Shriekback 1984
# Type Name Format Matrix # Date
1 Album Jam Science (Y Records version) LP YLP 504 1984-??-??
2 Album Jam Science (Arista version) LP 206416 1984-??-??
3 Album Hand on My Heart 7" SHRK 1 1984-??-??
4 Single Hand on My Heart (square picture disk) 9" SHRSD 1 1984-??-??
5 Single Hand on My Heart (test pressing) 12" SHRK 221 1984-??-??
6 Single Hand on My Heart 12" SHRK 121 1984-??-??
7 Single Hand on My Heart Remixes 12" SHRK 221 1984-??-??
8 Single Hand on My Heart Remixes (picture disk) 12" SHR PD 121 1984-??-??
9 Single Mercy Dash 7" SHRK 2 1984-??-??
10 Single Mercy Dash 12" SHRK 122 1984-??-??
11 Single Mercy Dash (picture disk) 12" SHR PD 122 1984-??-??
12 EP Knowledge, Power, Truth & Sex 12" 206 608 1984-??-??

1984 was creatively an amazing year for Shriekback. This was the year when the band truly began to develop a feel for use of the burgeoning music technology that was becoming available. They had quickly 'outgrown' Y Records and opted to jump ship to Arista records. The result was the tour de force that is Jam Science. Jam Science is the most 'Marshy' of Shriekback's albums. Carl Marsh wrote the lyrics for nine of its ten songs, the only holdout being 'Hubris' which was written by Barry Andrews. For those Shriekback fans who are under the impression that Shriekback is basically Barry's band need to take a close listen to Jam Science.

In the move from Y Records to Arista, there was some trouble with Y Records.

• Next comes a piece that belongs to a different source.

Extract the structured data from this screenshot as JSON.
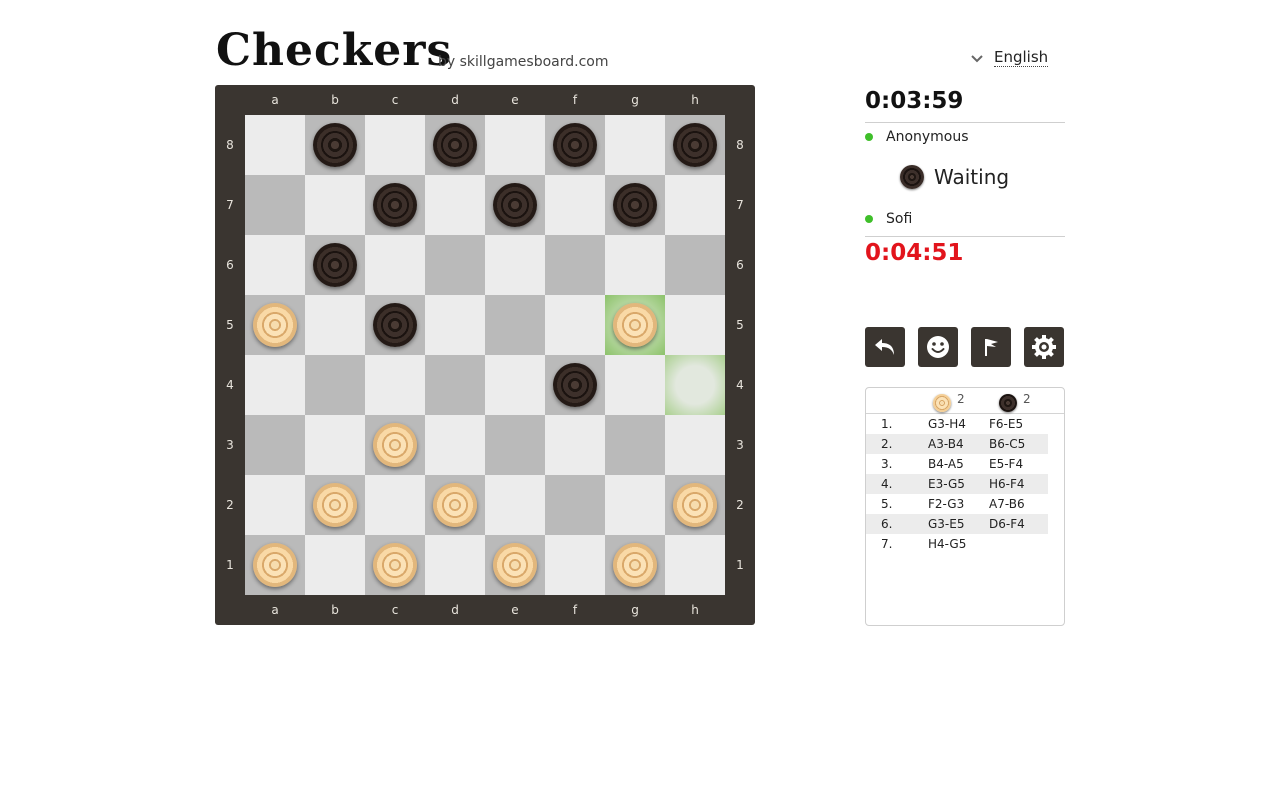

The Shrieks' tapes were seized, and Y Records scrambled to release the unfinished album some months prior to Arista's release of the finished product. The Y Records version boasts eight tracks, including 'Putting on the Pressure' which did not make it onto CD until Aberrations was released in 2001 and 'International' which has only ever been released on the Y Records version of Jam Science. The Y Records version lacks the overall quality of the finished product. Most of the cuts are inferior, and the album is really only interesting for the cuts which are otherwise unavailable.

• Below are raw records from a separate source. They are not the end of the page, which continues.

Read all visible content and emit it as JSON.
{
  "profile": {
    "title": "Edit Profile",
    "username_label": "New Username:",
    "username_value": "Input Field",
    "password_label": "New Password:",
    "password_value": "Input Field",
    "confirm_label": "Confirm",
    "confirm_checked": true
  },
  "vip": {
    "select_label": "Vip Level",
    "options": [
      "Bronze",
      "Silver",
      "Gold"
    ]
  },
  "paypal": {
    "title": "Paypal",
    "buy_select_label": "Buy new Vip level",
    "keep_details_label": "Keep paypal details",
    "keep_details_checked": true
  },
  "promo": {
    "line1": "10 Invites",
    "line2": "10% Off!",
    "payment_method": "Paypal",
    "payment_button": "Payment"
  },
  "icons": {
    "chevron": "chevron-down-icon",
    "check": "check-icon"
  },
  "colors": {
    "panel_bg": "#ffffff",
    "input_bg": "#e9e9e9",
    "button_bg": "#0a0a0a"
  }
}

Two singles were released by Arista from Jam Science, 'Hand on My Heart' and 'Mercy Dash.' 'Hand on My Heart' was their third single to hit the charts, going to #52 on the U.K. charts and #22 on the US dance/club charts.

The Shrieks perpetuated the madness that had started with their singles between 1982-1983 by releasing no less than six different versions of the 'Hand on My Heart' single. The actual song exists in at least eight different versions. There is an album cut from both editions of Jam Science. Next comes the 7" mix released in standard format as well as a 9" square picture disk. There are slight differences in the packaging for some copies of the 7" which bear a sticker for the 'Shriekback Blueprint,' a foldout insert containing pictures and a statement from the band and lyrics for 'Hand on My Heart.' There was a 12" single as well. Additionally, a remix 12" was issued containing three instrumental remixes variously named 'Jumping on the Ribcage (with the Digital Rasta),' 'Cloud of Nails (Pump Up a Storm),' and 'Mistah Linn He Dead.' To further complicate matters, a picture disk emerged that was similar to the remixes 12", but 'Jumping on the Ribcage' was replaced with the 12" mix of 'Hand on My Heart.' Since that was not enough, further remixes were released by Rhythm Stick Remix Service. As a final violation of collectabilty, a test pressing of the 12" mix made its way out as well. This record contains only one song and is pressed only on a single side with a sticker in leiu of artwork, but it is an interesting curiosity for the completist.

There are three different version of the 'Mercy Dash' single. There is a 7", a 12", and a 12" picture disk. Thankfully, there is no difference between the music included on the 12" and the picture disk.

The singles were not the end of the madness, however. Not content with this plethora of remixes, repackaging was tried in the form of an EP named Knowledge, Power, Truth & Sex released only in Germany. While this EP contains nothing that is not available on other records, it is a superb brief introduction to what was happening with Shriekback musically in 1984.

One beautiful feature of the Arista releases for 1984 is that a consistent look was adopted across the records which included great attention to detail. Even the labels glued to the vinyl were included in the aesthetic considerations. The result was a beautiful set of records decorated in a way that has not since been matched save perhaps by the careful attention to packaging and detail that have been given to more recent releases form Malicious Damage.

Shriekback 1983 Shriekback 1985